_The problem:_ Only the text should be kept: print every entry below exactly and leave each image out.

_Data to use:_
==*==

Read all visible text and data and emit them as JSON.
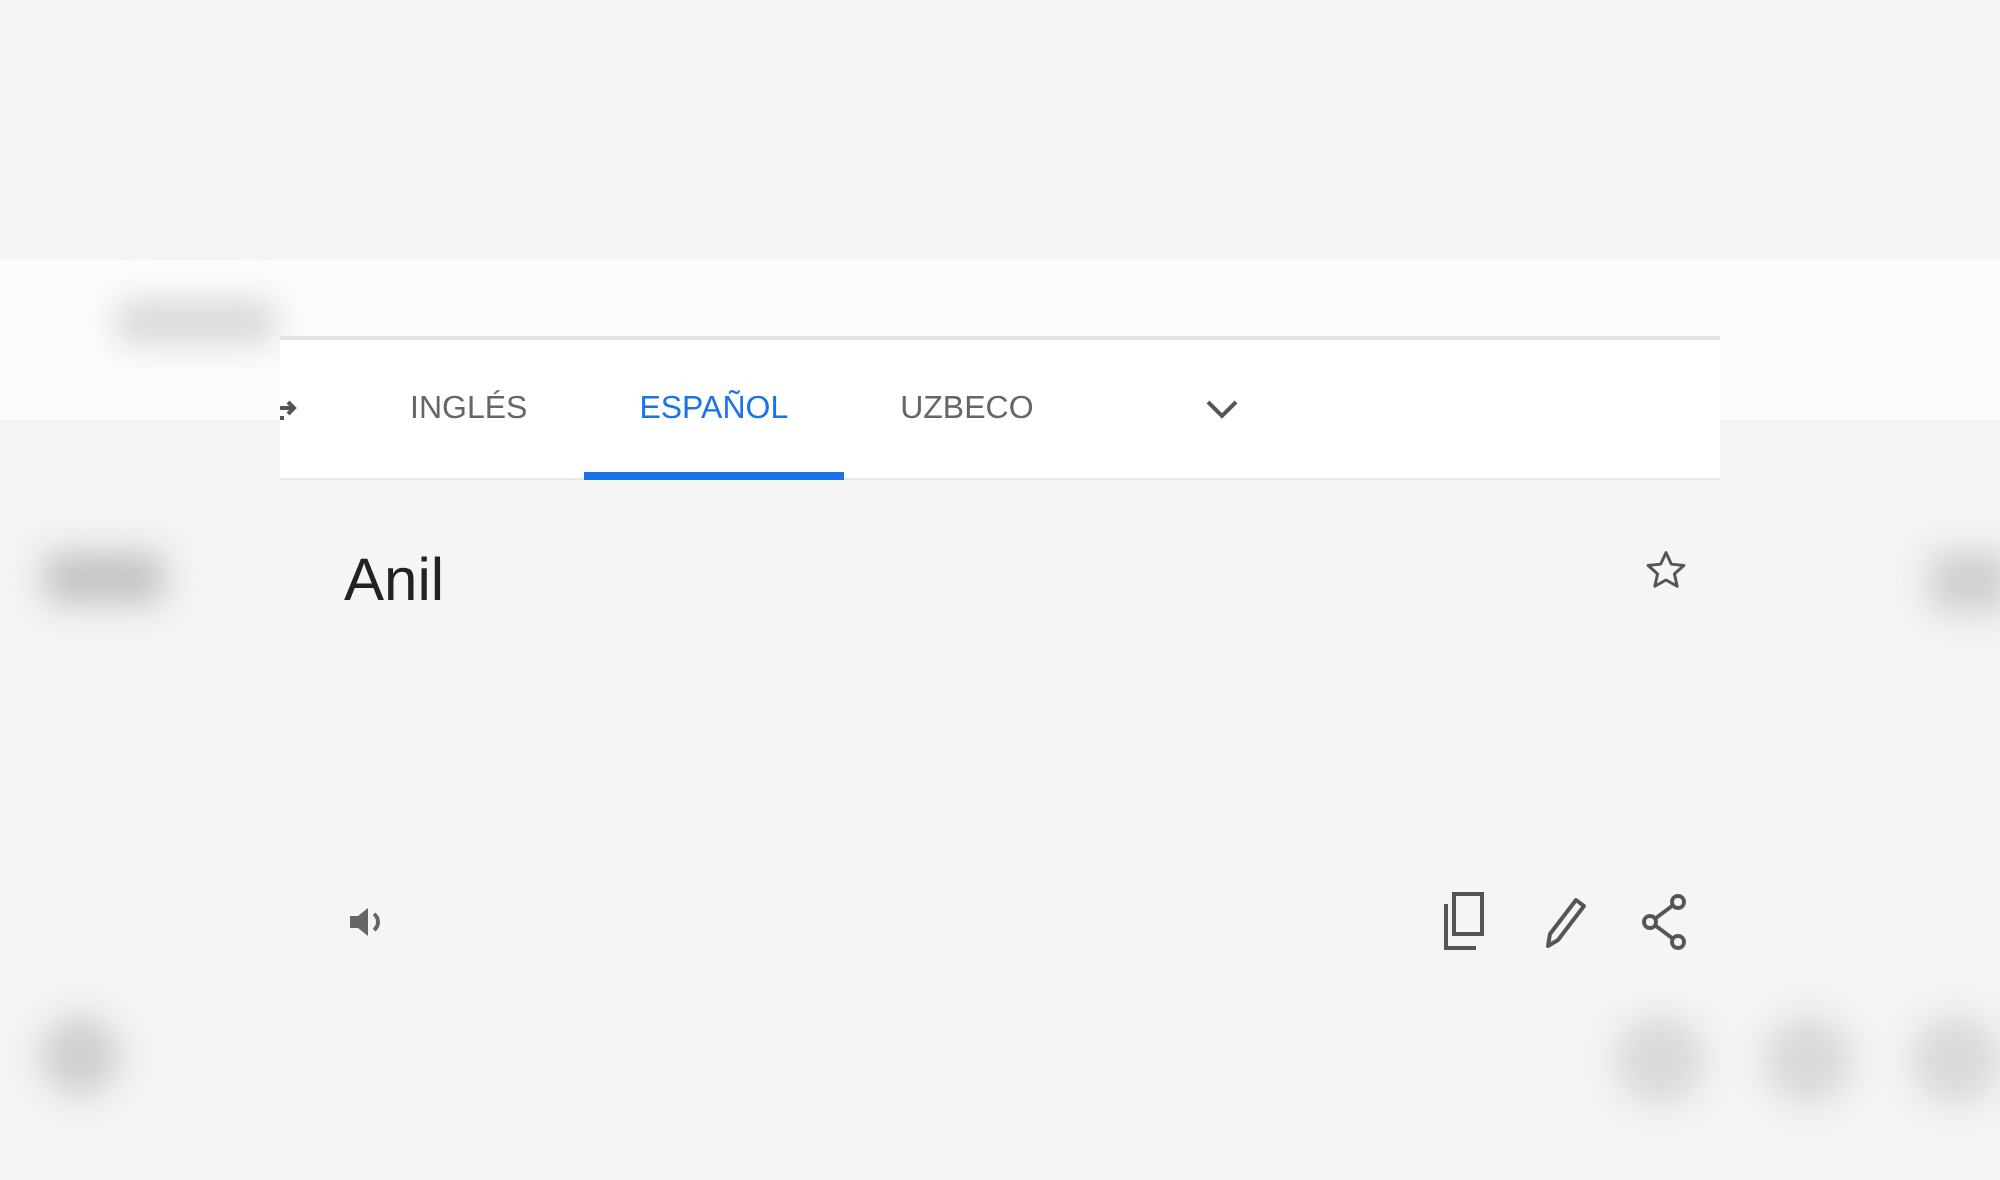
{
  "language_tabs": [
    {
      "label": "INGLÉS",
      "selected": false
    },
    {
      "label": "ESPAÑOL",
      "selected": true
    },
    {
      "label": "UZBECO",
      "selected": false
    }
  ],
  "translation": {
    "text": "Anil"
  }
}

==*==

_Result of the exercise:_
Read all visible text and data and emit them as JSON.
{
  "language_tabs": [
    {
      "label": "INGLÉS",
      "selected": false
    },
    {
      "label": "ESPAÑOL",
      "selected": true
    },
    {
      "label": "UZBECO",
      "selected": false
    }
  ],
  "translation": {
    "text": "Anil"
  }
}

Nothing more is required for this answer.